However, some think drone use by police could be a good thing. In many police situations, a bird’s eye view could help solve the issue without anyone being hurt. Drones can offer this view doing it cheaper than helicopters and being able to get into smaller places. Having a drone in a shooter situation can “not only provide the location of the shooter, but also an understanding of the surrounding area, offering valuable information such as the direction the shooter might be headed, escape routes for victims and the shooter’s firing line.” Surveillance is another area where drones could help police, instead of spending hours waiting and watching at a stake out the drones could do the watching. On report notes that “Rotors can be powered off while keeping the camera on — pointed and zoomed at the action — from concealed locations where humans cannot reach.” North Dakota has started using drones in their law enforcement. The law enforcement there describes some of the ways they use them saying, “They can locate wanted subjects, or reconstruct crime scenes or motor vehicle crash scenes.
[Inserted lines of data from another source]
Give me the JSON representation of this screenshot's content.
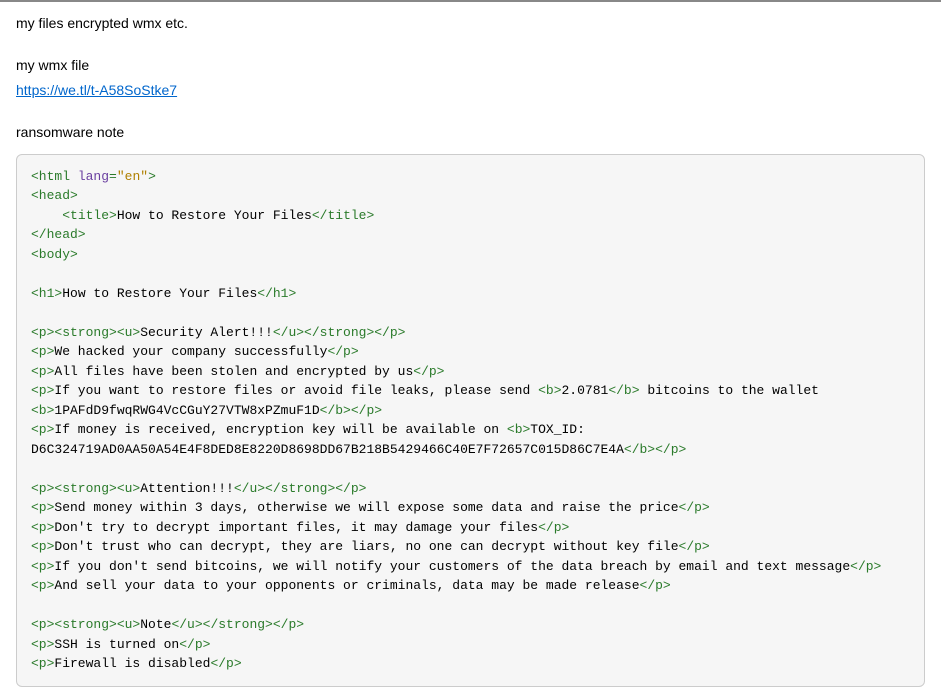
{
  "post": {
    "line1": "my files encrypted wmx etc.",
    "line2": "my wmx file",
    "link_text": "https://we.tl/t-A58SoStke7",
    "line3": "ransomware note"
  },
  "code": {
    "l01": {
      "a": "<html ",
      "b": "lang",
      "c": "=",
      "d": "\"en\"",
      "e": ">"
    },
    "l02": {
      "a": "<head>"
    },
    "l03": {
      "ind": "    ",
      "a": "<title>",
      "t": "How to Restore Your Files",
      "b": "</title>"
    },
    "l04": {
      "a": "</head>"
    },
    "l05": {
      "a": "<body>"
    },
    "l06": {
      "a": "<h1>",
      "t": "How to Restore Your Files",
      "b": "</h1>"
    },
    "l07": {
      "a": "<p><strong><u>",
      "t": "Security Alert!!!",
      "b": "</u></strong></p>"
    },
    "l08": {
      "a": "<p>",
      "t": "We hacked your company successfully",
      "b": "</p>"
    },
    "l09": {
      "a": "<p>",
      "t": "All files have been stolen and encrypted by us",
      "b": "</p>"
    },
    "l10": {
      "a": "<p>",
      "t1": "If you want to restore files or avoid file leaks, please send ",
      "b1": "<b>",
      "t2": "2.0781",
      "b2": "</b>",
      "t3": " bitcoins to the wallet "
    },
    "l11": {
      "a": "<b>",
      "t": "1PAFdD9fwqRWG4VcCGuY27VTW8xPZmuF1D",
      "b": "</b></p>"
    },
    "l12": {
      "a": "<p>",
      "t1": "If money is received, encryption key will be available on ",
      "b1": "<b>",
      "t2": "TOX_ID:"
    },
    "l13": {
      "t": "D6C324719AD0AA50A54E4F8DED8E8220D8698DD67B218B5429466C40E7F72657C015D86C7E4A",
      "b": "</b></p>"
    },
    "l14": {
      "a": "<p><strong><u>",
      "t": "Attention!!!",
      "b": "</u></strong></p>"
    },
    "l15": {
      "a": "<p>",
      "t": "Send money within 3 days, otherwise we will expose some data and raise the price",
      "b": "</p>"
    },
    "l16": {
      "a": "<p>",
      "t": "Don't try to decrypt important files, it may damage your files",
      "b": "</p>"
    },
    "l17": {
      "a": "<p>",
      "t": "Don't trust who can decrypt, they are liars, no one can decrypt without key file",
      "b": "</p>"
    },
    "l18": {
      "a": "<p>",
      "t": "If you don't send bitcoins, we will notify your customers of the data breach by email and text message",
      "b": "</p>"
    },
    "l19": {
      "a": "<p>",
      "t": "And sell your data to your opponents or criminals, data may be made release",
      "b": "</p>"
    },
    "l20": {
      "a": "<p><strong><u>",
      "t": "Note",
      "b": "</u></strong></p>"
    },
    "l21": {
      "a": "<p>",
      "t": "SSH is turned on",
      "b": "</p>"
    },
    "l22": {
      "a": "<p>",
      "t": "Firewall is disabled",
      "b": "</p>"
    }
  }
}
They can respond to natural or manmade disasters where we need a quick aerial analysis of what’s going on.” They also give an example of a situation in the past where a drone would have helped saying,
One situation here in North Dakota, a few years back, would be a perfect example of a drone being invaluable. A prisoner transport bus stopped at rest stop in a rural area west of Fargo. One of the prisoners jumped from the van and ran into a cornfield nearby. If we’d been able to quickly dispatch a law enforcement agency with the drone, we could have put the drone over the cornfield and caught the person in a relatively short period of time because of the ability to look down into the cornfield. It’s much clearer to look down than to look across.
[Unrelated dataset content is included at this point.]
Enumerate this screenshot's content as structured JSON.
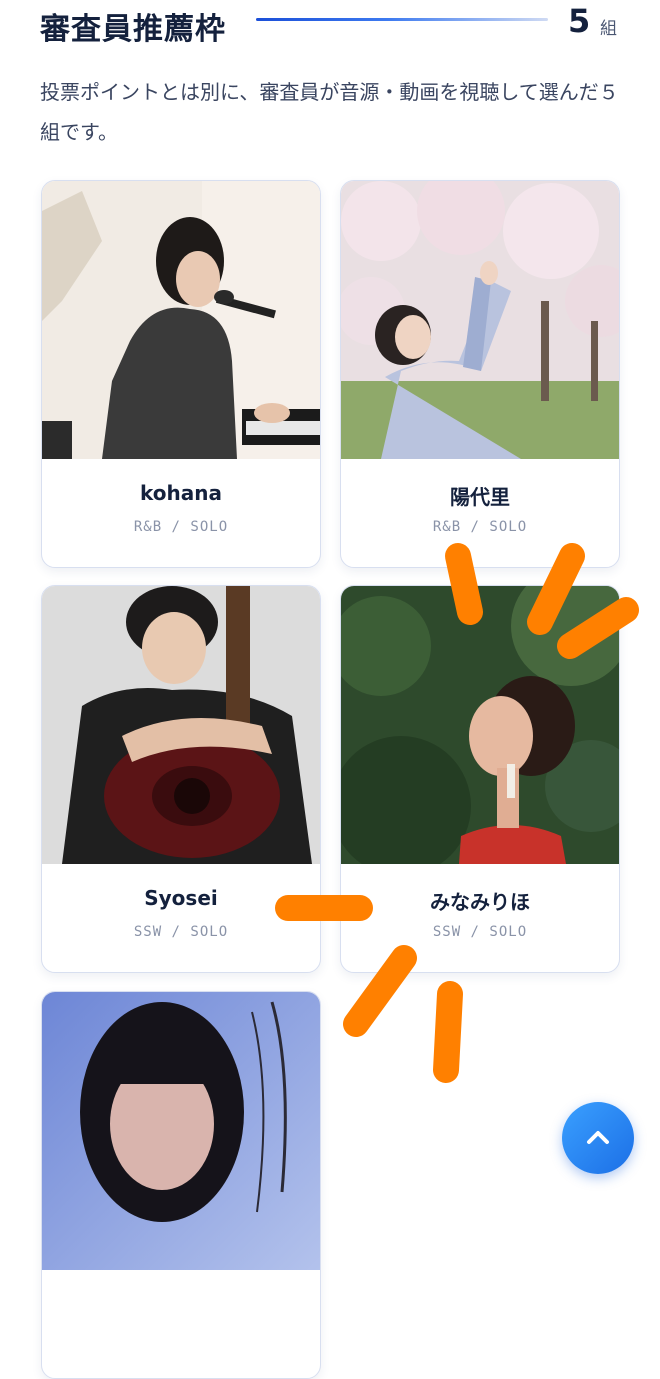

Drones could help save lives and make better use of law enforcement’s time.
What can we expect for the future? Drones can be used by law enforcement to save time and even lives, however if this technology is used incorrectly drones could be used to disrupt our privacy rights. Police will have to deal with the use of this new technology correctly and let the public know exactly what they are doing with the drones. Minnesota is experiencing issues with this saying, “Residents of Minnesota’s largest county may soon notice police drones whizzing around overhead. The Hennepin County Sheriff’s Office (HCSO) has already deployed a small quadcopter, but what will surprise observers of that drone — assuredly the first of more to come — is the serious lack of oversight regarding its use. Law enforcement officials are able to use the drone to collect evidence without first obtaining a warrant, and they are still failing to explain the full scope of the program.” Police must be willing to take it slow with the use of drones and not go beyond the public’s expected limits of use. Drones are increasing in popularity. Farber reports that, “By 2020, it is estimated that 30,000 drones will be occupying national airspace.” We will have to adapt to the use of drones and find a medium where police can use them while not taking away privacy.
The public’s fear of drone use by law enforcement is similar to the fear of law enforcement using computers when that technology was emerging. Through the police being open and showing the public all the good that drones can do, they might become a common sight in the near future. However, if the privacy of the public is violated, it will be much more difficult for the police to be trusted with drones. However, there can be a compromise that can change policing and, in turn, what criminals do.